» **Task objective**
Each line of the records below that holds "November" should be copied out.

» **Records supplied**

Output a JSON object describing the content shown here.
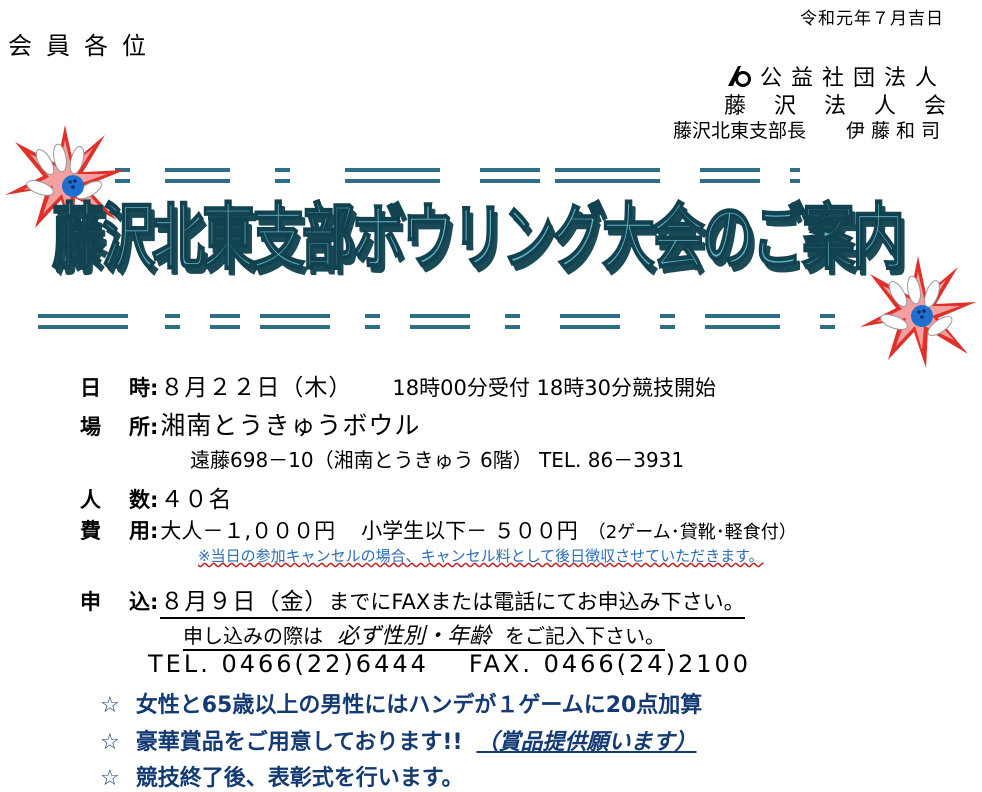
{
  "header": {
    "date": "令和元年７月吉日",
    "salutation": "会員各位",
    "org_type": "公益社団法人",
    "org_name": "藤沢法人会",
    "branch_head_title": "藤沢北東支部長",
    "branch_head_name": "伊藤和司"
  },
  "title": "藤沢北東支部ボウリング大会のご案内",
  "details": {
    "datetime_label_1": "日",
    "datetime_label_2": "時",
    "datetime_value": "８月２２日（木）",
    "datetime_extra": "18時00分受付 18時30分競技開始",
    "place_label_1": "場",
    "place_label_2": "所",
    "place_value": "湘南とうきゅうボウル",
    "place_address": "遠藤698－10（湘南とうきゅう 6階） TEL. 86－3931",
    "count_label_1": "人",
    "count_label_2": "数",
    "count_value": "４０名",
    "fee_label_1": "費",
    "fee_label_2": "用",
    "fee_adult": "大人－１,０００円",
    "fee_child": "小学生以下－ ５００円",
    "fee_note": "（2ゲーム･貸靴･軽食付）",
    "cancel_note": "※当日の参加キャンセルの場合、キャンセル料として後日徴収させていただきます。",
    "apply_label_1": "申",
    "apply_label_2": "込",
    "apply_date": "８月９日（金）",
    "apply_text": "までにFAXまたは電話にてお申込み下さい。",
    "apply_line2_a": "申し込みの際は",
    "apply_line2_b": "必ず性別・年齢",
    "apply_line2_c": "をご記入下さい。",
    "tel": "TEL. 0466(22)6444",
    "fax": "FAX. 0466(24)2100"
  },
  "bullets": [
    {
      "mark": "☆",
      "text": "女性と65歳以上の男性にはハンデが１ゲームに20点加算"
    },
    {
      "mark": "☆",
      "text": "豪華賞品をご用意しております!!",
      "extra": "（賞品提供願います）"
    },
    {
      "mark": "☆",
      "text": "競技終了後、表彰式を行います。"
    }
  ],
  "colors": {
    "title": "#5fb2c4",
    "title_outline": "#12424f",
    "bullet": "#143a73",
    "note": "#2a6db8",
    "burst_red": "#e0302a"
  },
  "icons": [
    "org-logo-icon",
    "bowling-burst-icon"
  ]
}
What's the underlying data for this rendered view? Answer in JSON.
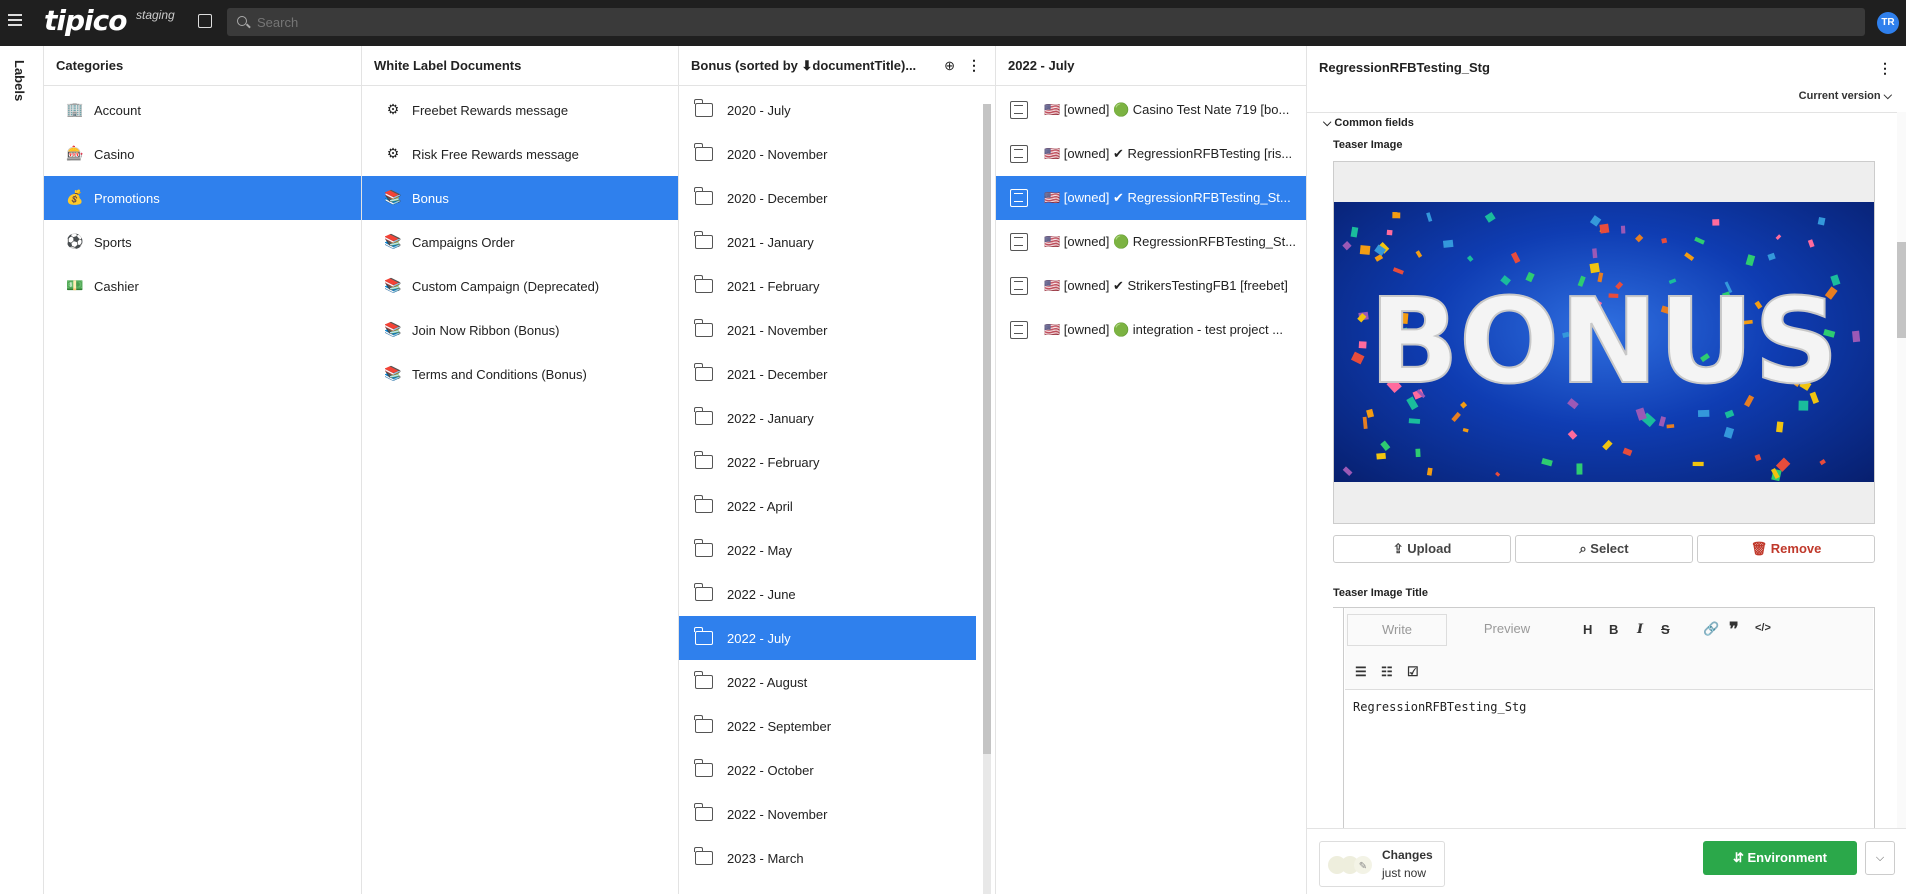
{
  "header": {
    "logo": "tipico",
    "environment": "staging",
    "search_placeholder": "Search",
    "avatar": "TR"
  },
  "sidebar_label": "Labels",
  "categories": {
    "title": "Categories",
    "items": [
      {
        "icon": "🏢",
        "label": "Account"
      },
      {
        "icon": "🎰",
        "label": "Casino"
      },
      {
        "icon": "💰",
        "label": "Promotions"
      },
      {
        "icon": "⚽",
        "label": "Sports"
      },
      {
        "icon": "💵",
        "label": "Cashier"
      }
    ]
  },
  "documents": {
    "title": "White Label Documents",
    "items": [
      {
        "icon": "⚙",
        "label": "Freebet Rewards message"
      },
      {
        "icon": "⚙",
        "label": "Risk Free Rewards message"
      },
      {
        "icon": "📚",
        "label": "Bonus"
      },
      {
        "icon": "📚",
        "label": "Campaigns Order"
      },
      {
        "icon": "📚",
        "label": "Custom Campaign (Deprecated)"
      },
      {
        "icon": "📚",
        "label": "Join Now Ribbon (Bonus)"
      },
      {
        "icon": "📚",
        "label": "Terms and Conditions (Bonus)"
      }
    ]
  },
  "bonus_folders": {
    "title": "Bonus (sorted by ⬇documentTitle)...",
    "items": [
      "2020 - July",
      "2020 - November",
      "2020 - December",
      "2021 - January",
      "2021 - February",
      "2021 - November",
      "2021 - December",
      "2022 - January",
      "2022 - February",
      "2022 - April",
      "2022 - May",
      "2022 - June",
      "2022 - July",
      "2022 - August",
      "2022 - September",
      "2022 - October",
      "2022 - November",
      "2023 - March"
    ]
  },
  "july_docs": {
    "title": "2022 - July",
    "items": [
      "🇺🇸 [owned] 🟢 Casino Test Nate 719 [bo...",
      "🇺🇸 [owned] ✔ RegressionRFBTesting [ris...",
      "🇺🇸 [owned] ✔ RegressionRFBTesting_St...",
      "🇺🇸 [owned] 🟢 RegressionRFBTesting_St...",
      "🇺🇸 [owned] ✔ StrikersTestingFB1 [freebet]",
      "🇺🇸 [owned] 🟢 integration - test project ..."
    ]
  },
  "editor": {
    "title": "RegressionRFBTesting_Stg",
    "version": "Current version",
    "section": "Common fields",
    "teaser_image_label": "Teaser Image",
    "image_text": "BONUS",
    "buttons": {
      "upload": "Upload",
      "select": "Select",
      "remove": "Remove"
    },
    "teaser_title_label": "Teaser Image Title",
    "tabs": {
      "write": "Write",
      "preview": "Preview"
    },
    "content": "RegressionRFBTesting_Stg"
  },
  "footer": {
    "changes": "Changes",
    "changes_time": "just now",
    "environment_button": "Environment"
  },
  "colors": {
    "accent": "#2f80ed",
    "environment": "#2ba84a",
    "topbar": "#1f1f1f"
  }
}
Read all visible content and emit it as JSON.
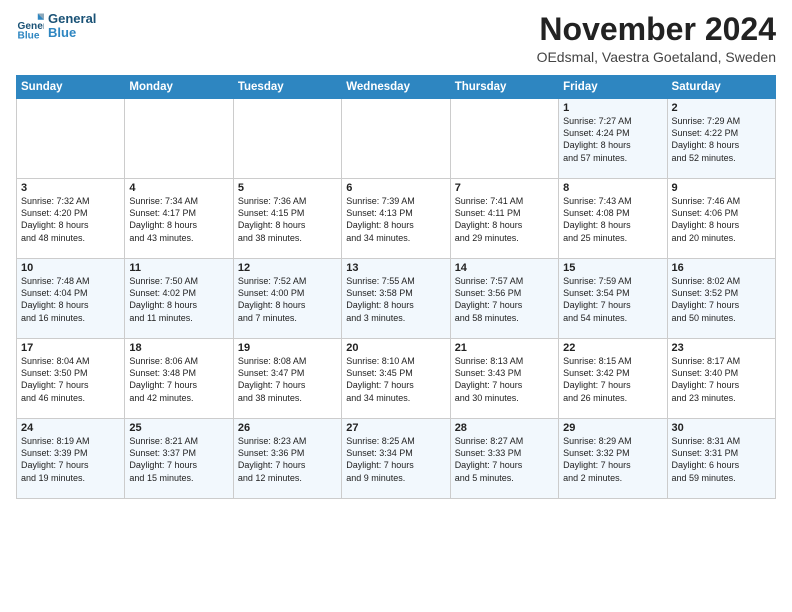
{
  "logo": {
    "line1": "General",
    "line2": "Blue"
  },
  "title": "November 2024",
  "location": "OEdsmal, Vaestra Goetaland, Sweden",
  "weekdays": [
    "Sunday",
    "Monday",
    "Tuesday",
    "Wednesday",
    "Thursday",
    "Friday",
    "Saturday"
  ],
  "weeks": [
    [
      {
        "day": "",
        "info": ""
      },
      {
        "day": "",
        "info": ""
      },
      {
        "day": "",
        "info": ""
      },
      {
        "day": "",
        "info": ""
      },
      {
        "day": "",
        "info": ""
      },
      {
        "day": "1",
        "info": "Sunrise: 7:27 AM\nSunset: 4:24 PM\nDaylight: 8 hours\nand 57 minutes."
      },
      {
        "day": "2",
        "info": "Sunrise: 7:29 AM\nSunset: 4:22 PM\nDaylight: 8 hours\nand 52 minutes."
      }
    ],
    [
      {
        "day": "3",
        "info": "Sunrise: 7:32 AM\nSunset: 4:20 PM\nDaylight: 8 hours\nand 48 minutes."
      },
      {
        "day": "4",
        "info": "Sunrise: 7:34 AM\nSunset: 4:17 PM\nDaylight: 8 hours\nand 43 minutes."
      },
      {
        "day": "5",
        "info": "Sunrise: 7:36 AM\nSunset: 4:15 PM\nDaylight: 8 hours\nand 38 minutes."
      },
      {
        "day": "6",
        "info": "Sunrise: 7:39 AM\nSunset: 4:13 PM\nDaylight: 8 hours\nand 34 minutes."
      },
      {
        "day": "7",
        "info": "Sunrise: 7:41 AM\nSunset: 4:11 PM\nDaylight: 8 hours\nand 29 minutes."
      },
      {
        "day": "8",
        "info": "Sunrise: 7:43 AM\nSunset: 4:08 PM\nDaylight: 8 hours\nand 25 minutes."
      },
      {
        "day": "9",
        "info": "Sunrise: 7:46 AM\nSunset: 4:06 PM\nDaylight: 8 hours\nand 20 minutes."
      }
    ],
    [
      {
        "day": "10",
        "info": "Sunrise: 7:48 AM\nSunset: 4:04 PM\nDaylight: 8 hours\nand 16 minutes."
      },
      {
        "day": "11",
        "info": "Sunrise: 7:50 AM\nSunset: 4:02 PM\nDaylight: 8 hours\nand 11 minutes."
      },
      {
        "day": "12",
        "info": "Sunrise: 7:52 AM\nSunset: 4:00 PM\nDaylight: 8 hours\nand 7 minutes."
      },
      {
        "day": "13",
        "info": "Sunrise: 7:55 AM\nSunset: 3:58 PM\nDaylight: 8 hours\nand 3 minutes."
      },
      {
        "day": "14",
        "info": "Sunrise: 7:57 AM\nSunset: 3:56 PM\nDaylight: 7 hours\nand 58 minutes."
      },
      {
        "day": "15",
        "info": "Sunrise: 7:59 AM\nSunset: 3:54 PM\nDaylight: 7 hours\nand 54 minutes."
      },
      {
        "day": "16",
        "info": "Sunrise: 8:02 AM\nSunset: 3:52 PM\nDaylight: 7 hours\nand 50 minutes."
      }
    ],
    [
      {
        "day": "17",
        "info": "Sunrise: 8:04 AM\nSunset: 3:50 PM\nDaylight: 7 hours\nand 46 minutes."
      },
      {
        "day": "18",
        "info": "Sunrise: 8:06 AM\nSunset: 3:48 PM\nDaylight: 7 hours\nand 42 minutes."
      },
      {
        "day": "19",
        "info": "Sunrise: 8:08 AM\nSunset: 3:47 PM\nDaylight: 7 hours\nand 38 minutes."
      },
      {
        "day": "20",
        "info": "Sunrise: 8:10 AM\nSunset: 3:45 PM\nDaylight: 7 hours\nand 34 minutes."
      },
      {
        "day": "21",
        "info": "Sunrise: 8:13 AM\nSunset: 3:43 PM\nDaylight: 7 hours\nand 30 minutes."
      },
      {
        "day": "22",
        "info": "Sunrise: 8:15 AM\nSunset: 3:42 PM\nDaylight: 7 hours\nand 26 minutes."
      },
      {
        "day": "23",
        "info": "Sunrise: 8:17 AM\nSunset: 3:40 PM\nDaylight: 7 hours\nand 23 minutes."
      }
    ],
    [
      {
        "day": "24",
        "info": "Sunrise: 8:19 AM\nSunset: 3:39 PM\nDaylight: 7 hours\nand 19 minutes."
      },
      {
        "day": "25",
        "info": "Sunrise: 8:21 AM\nSunset: 3:37 PM\nDaylight: 7 hours\nand 15 minutes."
      },
      {
        "day": "26",
        "info": "Sunrise: 8:23 AM\nSunset: 3:36 PM\nDaylight: 7 hours\nand 12 minutes."
      },
      {
        "day": "27",
        "info": "Sunrise: 8:25 AM\nSunset: 3:34 PM\nDaylight: 7 hours\nand 9 minutes."
      },
      {
        "day": "28",
        "info": "Sunrise: 8:27 AM\nSunset: 3:33 PM\nDaylight: 7 hours\nand 5 minutes."
      },
      {
        "day": "29",
        "info": "Sunrise: 8:29 AM\nSunset: 3:32 PM\nDaylight: 7 hours\nand 2 minutes."
      },
      {
        "day": "30",
        "info": "Sunrise: 8:31 AM\nSunset: 3:31 PM\nDaylight: 6 hours\nand 59 minutes."
      }
    ]
  ]
}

» **Answer for this exercise**
      "2020 - November",
      "2021 - November",
      "2022 - November",
  "title": "November 2024",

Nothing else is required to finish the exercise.